This tailor can fuse old-world traditional tailoring techniques with modern tools and technology to get the job done. About 10 years ago, he went to design school at Lasalle College to learn how to use digital media to make patterns and create designs. After obtaining his degree, Mercadante went on to l’UQAM to earn a Bachelor’s degree in Professional Teaching at the age of 65. This tailor now offers private courses at his shop for aspiring young tailors, and he creates customized garments for his loyal clientele – one stitch at a time.
Age: 67 Birthplace: Vezzara, Conca di Campania, Caserta
In the business since: “… I was 11 years old. After school, I used to go to the tailor shop to sweep the floor. I learned how to iron with charcoal, and I learned sopramano (hand-stitching).
Modus operandi: “It depends what the customer wants. Here, we can take the client from A to Z. When they first come in, I study my client. What type of client are they? What are they looking for, for what event, and what style will suit them? I help them choose a style and fabric. Then I take their measurements. I use stencils and patterns to make the suit, sewing with a machine or by hand. They come for a fitting, I make minor adjustments, and then they come back for a final fitting.”
Fashion philosophy: “Fashion is not for everyone. Fashion is what you feel good in.”
Famous clients: (orchestra conductor) Yuli Turovsky, (former Montreal Alouettes player) Peter Dalla Riva, (Vancouver 2010 Olympic speed skater) Olivier Jean
Strangest request: “Someone came in the other day, and he wanted a suit like The Beatles used to wear in the 60s: short jacket and tight pants. I told him, ‘The pants are too tight.

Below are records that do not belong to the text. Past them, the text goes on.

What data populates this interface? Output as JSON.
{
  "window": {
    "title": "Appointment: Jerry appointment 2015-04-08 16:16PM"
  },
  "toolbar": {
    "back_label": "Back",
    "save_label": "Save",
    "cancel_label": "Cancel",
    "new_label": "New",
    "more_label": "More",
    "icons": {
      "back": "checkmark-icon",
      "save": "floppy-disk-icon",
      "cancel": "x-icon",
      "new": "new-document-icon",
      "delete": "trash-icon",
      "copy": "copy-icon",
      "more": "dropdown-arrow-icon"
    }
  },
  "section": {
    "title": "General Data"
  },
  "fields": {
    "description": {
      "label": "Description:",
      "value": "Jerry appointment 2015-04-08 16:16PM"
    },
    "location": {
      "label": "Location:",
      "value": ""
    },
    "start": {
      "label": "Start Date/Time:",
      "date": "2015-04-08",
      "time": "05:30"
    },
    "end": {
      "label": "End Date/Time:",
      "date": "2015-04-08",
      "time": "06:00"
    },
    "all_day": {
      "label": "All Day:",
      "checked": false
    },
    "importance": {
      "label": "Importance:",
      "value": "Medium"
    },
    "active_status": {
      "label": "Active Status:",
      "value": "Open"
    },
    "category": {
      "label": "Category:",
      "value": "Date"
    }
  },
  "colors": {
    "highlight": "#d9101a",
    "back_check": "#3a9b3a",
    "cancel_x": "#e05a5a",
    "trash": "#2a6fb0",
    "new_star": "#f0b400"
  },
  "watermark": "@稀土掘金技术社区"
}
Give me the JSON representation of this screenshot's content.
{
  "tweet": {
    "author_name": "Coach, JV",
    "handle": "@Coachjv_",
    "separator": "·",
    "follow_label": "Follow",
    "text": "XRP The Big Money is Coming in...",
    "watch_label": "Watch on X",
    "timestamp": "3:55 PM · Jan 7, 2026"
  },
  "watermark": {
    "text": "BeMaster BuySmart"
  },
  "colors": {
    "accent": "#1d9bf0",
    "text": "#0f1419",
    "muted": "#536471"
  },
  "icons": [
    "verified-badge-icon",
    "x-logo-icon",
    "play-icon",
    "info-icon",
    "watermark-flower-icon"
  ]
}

They’re going to burst.’ But that’s how he wanted them, and he was happy.”
Favourite part of the job: “The creativity of it. When I see a piece of cloth, I am already imagining what I can do with it…Taking that piece of flat cloth and seeing it moulded on someone’s body is the best part.”
Worst part of the job: “Sewing buttons. I hate to sew buttons, but when I do it, let me tell you, they don’t come out anymore!”
Qualities of a good tailor: “You have to like the trade. You have to be very meticulous to make garments that are refined and precise. It also takes a lot of patience, and you have to be good at understanding your customer.”
Tricks of the trade: “It’s simple. It’s geometry. But there are some techniques, that when mastered, make the rest of the process easier: your cutting has to be exact, pressing is important, and making straight seams. Also, I never tell my clients the flaws of their body. If I notice one hip or one shoulder higher than the other, or something is crooked, I’ll take note of it, and try to make a garment that will hide those defects.”
Is tailoring an art or a science? “It’s an art, because you are building something to fit the human body. You work so hard to try to make your client look his best, for his body type.
Factory vs. shop (Industrial tailoring vs. traditional tailoring): “I can make a garment entirely by machine if I wish, or entirely by hand, if I wish. But there is nothing like a made-to-measure suit. I sew all the lining by hand, the seams are hand-finished. The quality of traditional tailoring is completely different.”
Select Men’s Wear
4809 Ste. Catherine Street East – 514 255-2493
written by Sabrina Marandola